Distribution and habitatEdit

This springtail is native to Western Europe. It is common in the British Isles and inhabits moist terrestrial environments such as plant litter.[3]

EcologyEdit

Invertebrates living among the soil particles in underground habitats often experience raised levels of carbon dioxide, which tends to increase with depth. Researchers have found that the surface-dwelling Allacma fusca can tolerate a 10% level of carbon dioxide for a few hours while in contrast, the springtail Folsomia candida, which lives deeper in the soil, can survive under the same conditions for more than six weeks.[6]

ReferencesEdit
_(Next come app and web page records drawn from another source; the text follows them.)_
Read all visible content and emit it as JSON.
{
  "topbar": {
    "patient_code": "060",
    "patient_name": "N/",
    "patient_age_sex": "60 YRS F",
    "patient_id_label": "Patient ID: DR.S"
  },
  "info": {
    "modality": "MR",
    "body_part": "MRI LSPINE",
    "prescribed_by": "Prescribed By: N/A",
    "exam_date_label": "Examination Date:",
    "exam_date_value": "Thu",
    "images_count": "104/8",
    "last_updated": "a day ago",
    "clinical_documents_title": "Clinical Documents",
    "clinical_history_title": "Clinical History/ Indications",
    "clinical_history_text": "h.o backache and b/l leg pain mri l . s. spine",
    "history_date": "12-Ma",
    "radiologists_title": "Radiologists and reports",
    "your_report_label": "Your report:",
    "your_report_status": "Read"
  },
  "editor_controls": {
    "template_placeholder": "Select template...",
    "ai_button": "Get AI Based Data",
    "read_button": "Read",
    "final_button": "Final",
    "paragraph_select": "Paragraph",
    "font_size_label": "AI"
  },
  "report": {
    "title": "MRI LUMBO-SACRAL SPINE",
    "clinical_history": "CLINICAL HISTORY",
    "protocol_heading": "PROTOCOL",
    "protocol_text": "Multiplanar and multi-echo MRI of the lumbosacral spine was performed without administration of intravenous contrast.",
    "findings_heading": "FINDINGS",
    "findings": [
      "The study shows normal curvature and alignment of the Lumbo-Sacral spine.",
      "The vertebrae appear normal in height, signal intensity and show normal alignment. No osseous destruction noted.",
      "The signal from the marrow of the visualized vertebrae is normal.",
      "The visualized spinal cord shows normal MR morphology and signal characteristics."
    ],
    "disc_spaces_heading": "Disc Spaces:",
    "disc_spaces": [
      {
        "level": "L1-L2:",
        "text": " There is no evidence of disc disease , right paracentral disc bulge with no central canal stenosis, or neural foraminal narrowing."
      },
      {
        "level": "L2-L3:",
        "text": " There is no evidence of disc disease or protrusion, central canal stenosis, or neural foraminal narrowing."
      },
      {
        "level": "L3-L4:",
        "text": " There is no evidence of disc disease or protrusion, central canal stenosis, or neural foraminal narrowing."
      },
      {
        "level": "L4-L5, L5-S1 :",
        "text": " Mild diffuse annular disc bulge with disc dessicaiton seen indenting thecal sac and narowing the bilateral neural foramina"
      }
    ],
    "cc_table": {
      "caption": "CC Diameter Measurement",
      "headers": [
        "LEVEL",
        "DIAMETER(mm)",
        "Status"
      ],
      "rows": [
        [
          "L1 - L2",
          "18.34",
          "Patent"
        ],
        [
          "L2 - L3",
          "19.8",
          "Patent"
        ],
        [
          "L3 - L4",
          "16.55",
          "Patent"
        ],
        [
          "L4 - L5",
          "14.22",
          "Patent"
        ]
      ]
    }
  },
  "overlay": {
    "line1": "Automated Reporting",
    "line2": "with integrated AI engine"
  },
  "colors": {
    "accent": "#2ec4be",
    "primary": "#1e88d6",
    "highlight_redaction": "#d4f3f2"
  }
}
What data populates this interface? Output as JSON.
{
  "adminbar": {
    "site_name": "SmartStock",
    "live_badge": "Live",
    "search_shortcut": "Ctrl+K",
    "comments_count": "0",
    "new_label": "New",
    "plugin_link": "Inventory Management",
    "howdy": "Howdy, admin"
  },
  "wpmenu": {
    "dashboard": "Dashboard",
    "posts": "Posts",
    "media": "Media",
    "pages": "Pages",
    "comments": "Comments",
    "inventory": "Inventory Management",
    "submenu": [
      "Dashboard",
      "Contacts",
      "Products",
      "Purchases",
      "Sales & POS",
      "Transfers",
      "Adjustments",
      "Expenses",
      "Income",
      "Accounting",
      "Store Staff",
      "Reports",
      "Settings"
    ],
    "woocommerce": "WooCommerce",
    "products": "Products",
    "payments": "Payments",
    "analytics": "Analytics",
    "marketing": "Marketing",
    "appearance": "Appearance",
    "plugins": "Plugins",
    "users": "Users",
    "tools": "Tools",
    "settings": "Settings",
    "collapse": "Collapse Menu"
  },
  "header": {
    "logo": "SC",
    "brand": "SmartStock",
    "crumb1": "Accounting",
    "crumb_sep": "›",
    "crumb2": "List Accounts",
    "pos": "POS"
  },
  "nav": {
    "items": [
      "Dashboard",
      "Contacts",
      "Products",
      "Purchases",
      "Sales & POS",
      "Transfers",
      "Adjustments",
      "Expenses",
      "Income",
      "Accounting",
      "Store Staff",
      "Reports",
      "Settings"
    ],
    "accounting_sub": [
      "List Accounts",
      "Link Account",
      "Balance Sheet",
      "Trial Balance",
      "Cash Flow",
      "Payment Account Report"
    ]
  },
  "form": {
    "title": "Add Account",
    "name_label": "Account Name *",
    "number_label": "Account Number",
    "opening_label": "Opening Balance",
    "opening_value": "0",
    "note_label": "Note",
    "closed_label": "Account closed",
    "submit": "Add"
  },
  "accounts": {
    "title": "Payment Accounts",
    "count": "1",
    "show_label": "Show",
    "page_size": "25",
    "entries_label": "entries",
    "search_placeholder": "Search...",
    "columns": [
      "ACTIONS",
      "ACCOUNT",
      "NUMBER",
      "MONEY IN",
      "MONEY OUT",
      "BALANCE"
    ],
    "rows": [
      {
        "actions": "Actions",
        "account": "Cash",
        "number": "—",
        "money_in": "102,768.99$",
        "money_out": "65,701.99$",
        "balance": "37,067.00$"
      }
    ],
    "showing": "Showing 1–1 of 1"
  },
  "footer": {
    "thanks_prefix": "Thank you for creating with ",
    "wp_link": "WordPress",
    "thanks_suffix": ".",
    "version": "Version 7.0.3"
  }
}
  1. ^ "Distribution of Allacma fusca". Fauna Europaea. Archived from the original on 22 June 2011. Retrieved 25 March 2010.
  2. ^ Hopkin, Steve (9 May 2006). "Allacma fusca in UK and Ireland". University of Reading. Archived from the original on 22 July 2011. Retrieved 6 March 2010.
  3. ^ a b c "(409 ALfus) Allacma fusca (Linnaeus, 1758)". Colembola. University of Roehampton. Retrieved 26 November 2018.
  4. ^ "Allacma fusca". BugGuide. Retrieved 1 November 2018.
  5. ^ Bellinger, P.F.; Christiansen, K.A.; Janssens, F. (1996–2018). "Colembola". Checklist of the Collembola of the World. Retrieved 26 November 2018.
  6. ^ Zinkler, D.; Platthaus, J. (1996). "Tolerance of soil-dwelling Collembola to high carbon dioxide concentrations" (PDF). European Journal of Entomology. 93: 443–450. ISSN 1210-5759.